WHAT YOU HAVE TO DO:
Count how many lines in this material contain "chevron". The answer is that number alone.
══════
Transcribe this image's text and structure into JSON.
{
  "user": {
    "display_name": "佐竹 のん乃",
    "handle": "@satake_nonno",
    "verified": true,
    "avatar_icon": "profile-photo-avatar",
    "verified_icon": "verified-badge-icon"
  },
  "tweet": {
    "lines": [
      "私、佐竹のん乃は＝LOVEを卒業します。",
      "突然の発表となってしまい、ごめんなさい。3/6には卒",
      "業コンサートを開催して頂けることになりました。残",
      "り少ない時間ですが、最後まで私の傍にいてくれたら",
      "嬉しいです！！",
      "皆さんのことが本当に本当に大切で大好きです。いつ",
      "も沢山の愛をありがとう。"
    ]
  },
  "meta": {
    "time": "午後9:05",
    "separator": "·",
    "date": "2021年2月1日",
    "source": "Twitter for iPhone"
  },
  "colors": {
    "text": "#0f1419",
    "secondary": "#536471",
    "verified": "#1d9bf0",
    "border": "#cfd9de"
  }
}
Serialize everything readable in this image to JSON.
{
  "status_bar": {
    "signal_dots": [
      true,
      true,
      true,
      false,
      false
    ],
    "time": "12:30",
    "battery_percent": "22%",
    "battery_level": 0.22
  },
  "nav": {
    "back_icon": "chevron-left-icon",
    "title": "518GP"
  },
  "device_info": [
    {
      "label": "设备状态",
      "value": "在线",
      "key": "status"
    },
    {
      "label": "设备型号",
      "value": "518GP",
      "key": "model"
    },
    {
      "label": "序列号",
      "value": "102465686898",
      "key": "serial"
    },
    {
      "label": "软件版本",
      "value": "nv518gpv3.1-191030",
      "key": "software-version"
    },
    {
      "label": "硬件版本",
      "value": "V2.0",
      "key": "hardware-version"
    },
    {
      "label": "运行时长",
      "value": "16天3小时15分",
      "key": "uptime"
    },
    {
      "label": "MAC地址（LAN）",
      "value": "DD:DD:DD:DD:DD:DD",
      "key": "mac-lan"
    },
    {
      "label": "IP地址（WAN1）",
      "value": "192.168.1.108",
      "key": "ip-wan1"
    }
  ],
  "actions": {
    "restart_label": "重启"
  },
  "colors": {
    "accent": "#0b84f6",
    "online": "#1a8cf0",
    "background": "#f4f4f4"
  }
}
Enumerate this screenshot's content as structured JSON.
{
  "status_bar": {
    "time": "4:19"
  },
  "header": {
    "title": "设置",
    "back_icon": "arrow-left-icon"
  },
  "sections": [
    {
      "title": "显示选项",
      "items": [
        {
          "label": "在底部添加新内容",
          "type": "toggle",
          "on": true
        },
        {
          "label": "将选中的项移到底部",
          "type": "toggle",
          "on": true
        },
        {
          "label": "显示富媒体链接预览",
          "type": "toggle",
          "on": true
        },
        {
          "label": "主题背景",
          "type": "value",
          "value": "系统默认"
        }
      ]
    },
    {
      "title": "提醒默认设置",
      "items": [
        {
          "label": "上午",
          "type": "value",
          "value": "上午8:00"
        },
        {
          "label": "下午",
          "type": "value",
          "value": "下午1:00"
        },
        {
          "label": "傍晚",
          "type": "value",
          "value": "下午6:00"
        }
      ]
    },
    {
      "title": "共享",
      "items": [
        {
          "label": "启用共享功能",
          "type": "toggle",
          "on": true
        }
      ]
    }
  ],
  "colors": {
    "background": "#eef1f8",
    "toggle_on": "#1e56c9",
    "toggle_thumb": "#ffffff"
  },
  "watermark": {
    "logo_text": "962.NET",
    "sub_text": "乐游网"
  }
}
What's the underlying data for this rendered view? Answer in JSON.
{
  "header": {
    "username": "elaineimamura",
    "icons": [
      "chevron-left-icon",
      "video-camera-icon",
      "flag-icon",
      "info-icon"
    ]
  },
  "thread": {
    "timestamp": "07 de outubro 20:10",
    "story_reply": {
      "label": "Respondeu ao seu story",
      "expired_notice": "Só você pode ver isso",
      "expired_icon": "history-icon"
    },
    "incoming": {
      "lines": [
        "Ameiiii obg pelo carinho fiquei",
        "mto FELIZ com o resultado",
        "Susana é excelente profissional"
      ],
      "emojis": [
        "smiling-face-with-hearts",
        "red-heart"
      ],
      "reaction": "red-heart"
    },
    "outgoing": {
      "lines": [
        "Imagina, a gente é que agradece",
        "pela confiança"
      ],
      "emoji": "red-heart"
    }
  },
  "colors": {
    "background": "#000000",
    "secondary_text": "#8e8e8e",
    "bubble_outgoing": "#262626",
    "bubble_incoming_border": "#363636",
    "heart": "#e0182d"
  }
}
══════
ANSWER TO THE EXERCISE:
2